So how does Wis. Stat. s. 452.142 affect a buyer's common law misrepresentation claims against the seller's real estate agent? In my opinion, buyers still have at least 6 years to commence an intentional misrepresentation cause of action against the seller's agent notwithstanding the new statute. Additionally, buyers MIGHT still have at least 6 years to commence negligent and strict liability misrepresentation causes of action against the seller's agent. The issue is how courts interpret "fraud" under Wis. Stat. s. 893.93(1)(b).
Even the Wisconsin REALTORS Association concedes that the new statute does not apply to fraud. I independently reached the same conclusion based on the same logic that I used to conclude that the new statute does not apply to contribution claims in my last post. Since the new statute does not mention Wis. Stat. s. 893.93, it does not exempt fraud claims against real estate agents from the existing statute of limitation for fraud claims. While the new statute expressly overrides the existing statute of limitations for intentional tort claims under Wis. Stat. s. 893.57, that statute covers actions "to recover damages for libel, slander, assault, battery, invasion of privacy, false imprisonment or other intentional tort to the person. . . ." Fraud is usually not an intentional tort "to the person"; and regardless, it has its own specific statute of limitation:
The following actions shall be commenced within 6 years after the cause of action accrues or be barred:

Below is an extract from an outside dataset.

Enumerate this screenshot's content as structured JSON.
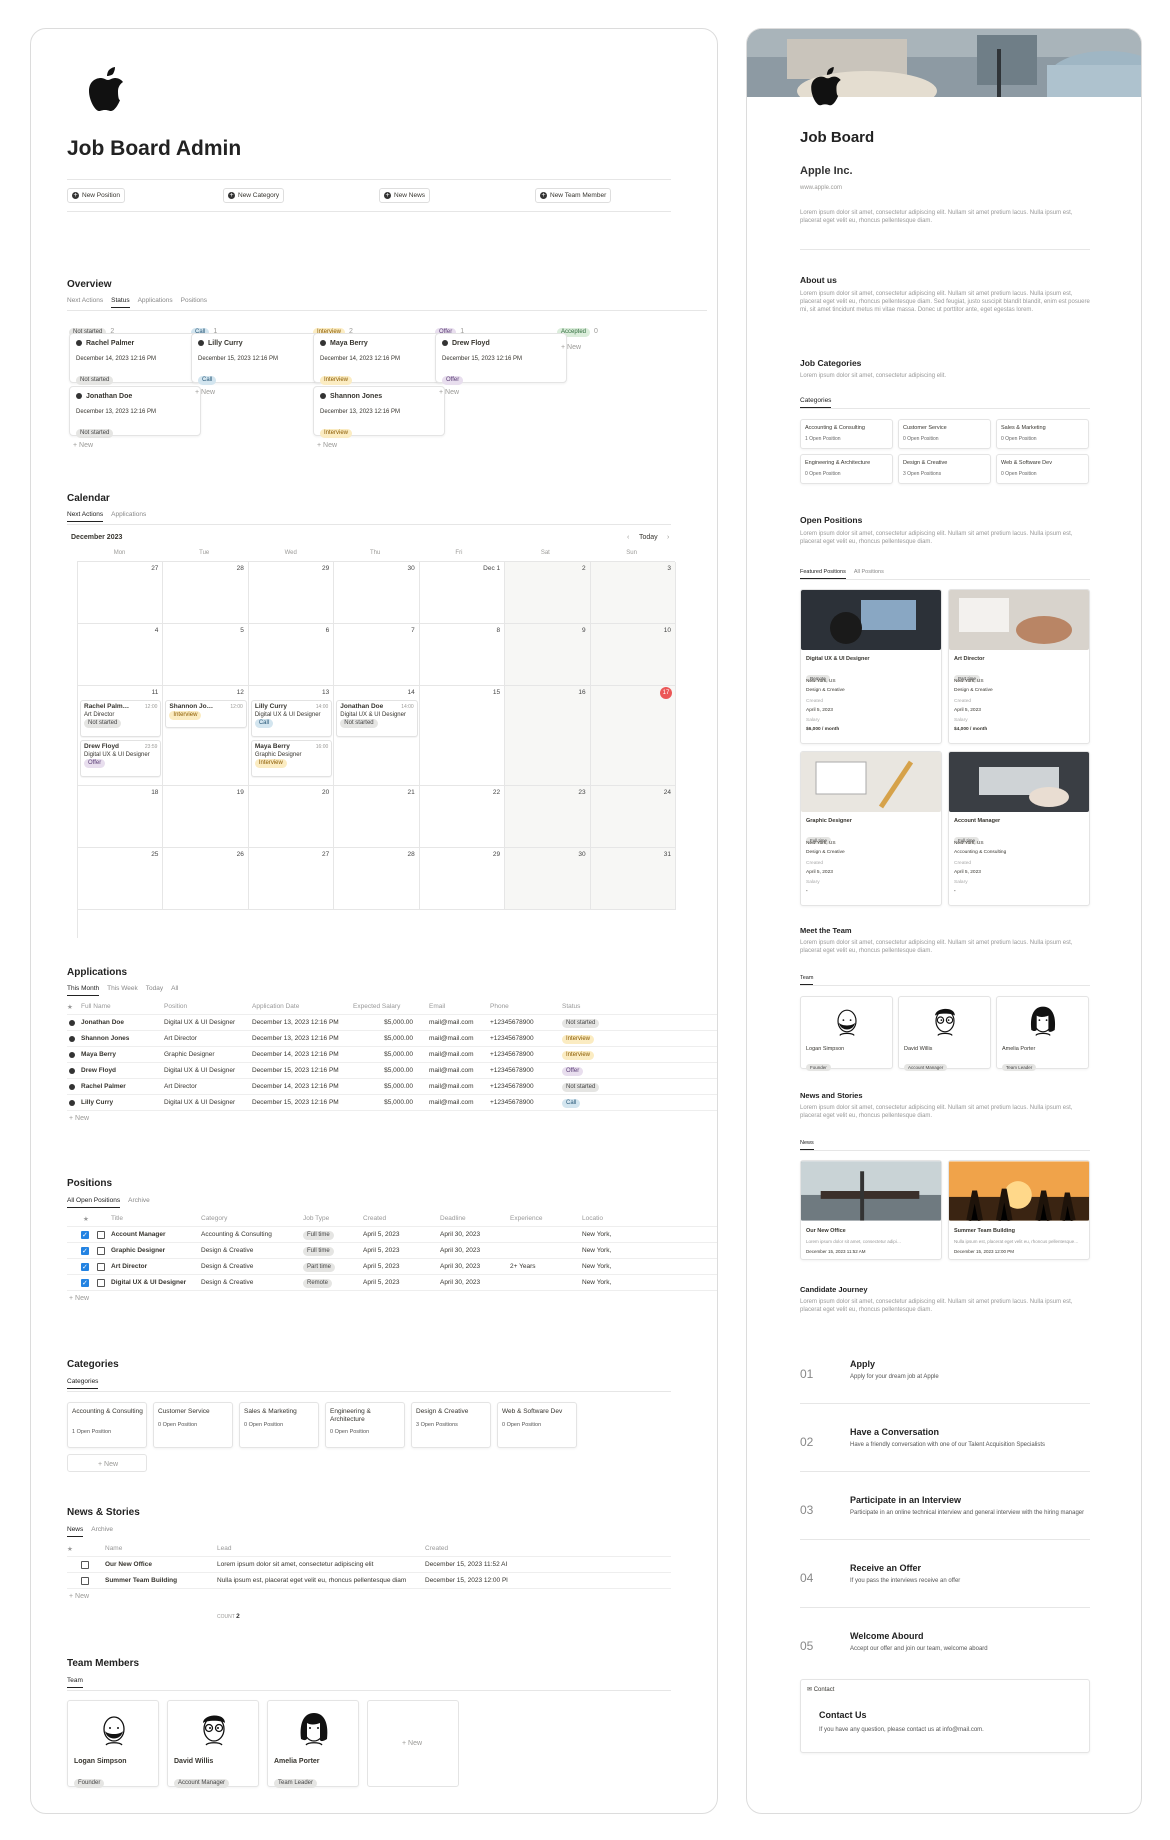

An action for relief on the ground of fraud. The cause of action in such case is not deemed to have accrued until the discovery, by the aggrieved party, of the facts constituting the fraud.
Wis. Stat. s. 893.93(1)(b).
Does this statute simply govern causes of action for intentional fraud or does it also govern causes of action for negligent misrepresentation and strict liability misrepresentation? I note that this statute does not speak of "intentional fraud." While some might believe that the f-word necessarily connotes an intentional act, the Wisconsin Supreme Court disagreed in a seminal misrepresentation case:
Even at law, recovery in damages is allowed for fraud not amounting to deceit. Fraud is a generic and an ambiguous term. It embranches misrepresentation which may be separated into the three familiar tort classifications of intent, negligence, and strict responsibility.
Whipp v. Iverson, 43 Wis. 2d 166, 168 N.W.2d 201 (1969). I have not been able to find any published Wisconsin state court decision deciding what statute of limitation applies to causes of action for negligent misrepresentation and strict liability misrepresentation. Adding to the confusion, United States District Court Judge Lynn Adelman decided this issue twice within the course of two years and came to contrary conclusions. In Schimpf v. Gerald Inc., 52 F. Supp. 2d 976 (E.D. Wis. 1999), he rejected the defendant's argument that s. 893.54 governs negligent misrepresentation claims, but then held that s. 893.52 governs such claims. Id. at 1007. In Lewis v. Paul Revere Life Ins. Co., 80 F. Supp. 2d 978 (E.D. Wis. 2000), however, he held that s. 893.93(1)(b) applied to all common law misrepresentation claims, including those for negligent and strict liability misrepresentation. Id. at 994-95. Perhaps no one brought s. 893.93(1)(b) to Judge Adelman's attention in Schimpf?
Based on this uncertainty, I see no reason to change how I approach buyer misrepresentation claims against the seller's real estate agent. I will continue to plead and try to prove causes of action for negligent, strict liability, and intentional misrepresentation. The bottom line is that the new statute should have little effect on buyers' claims against sellers' agents.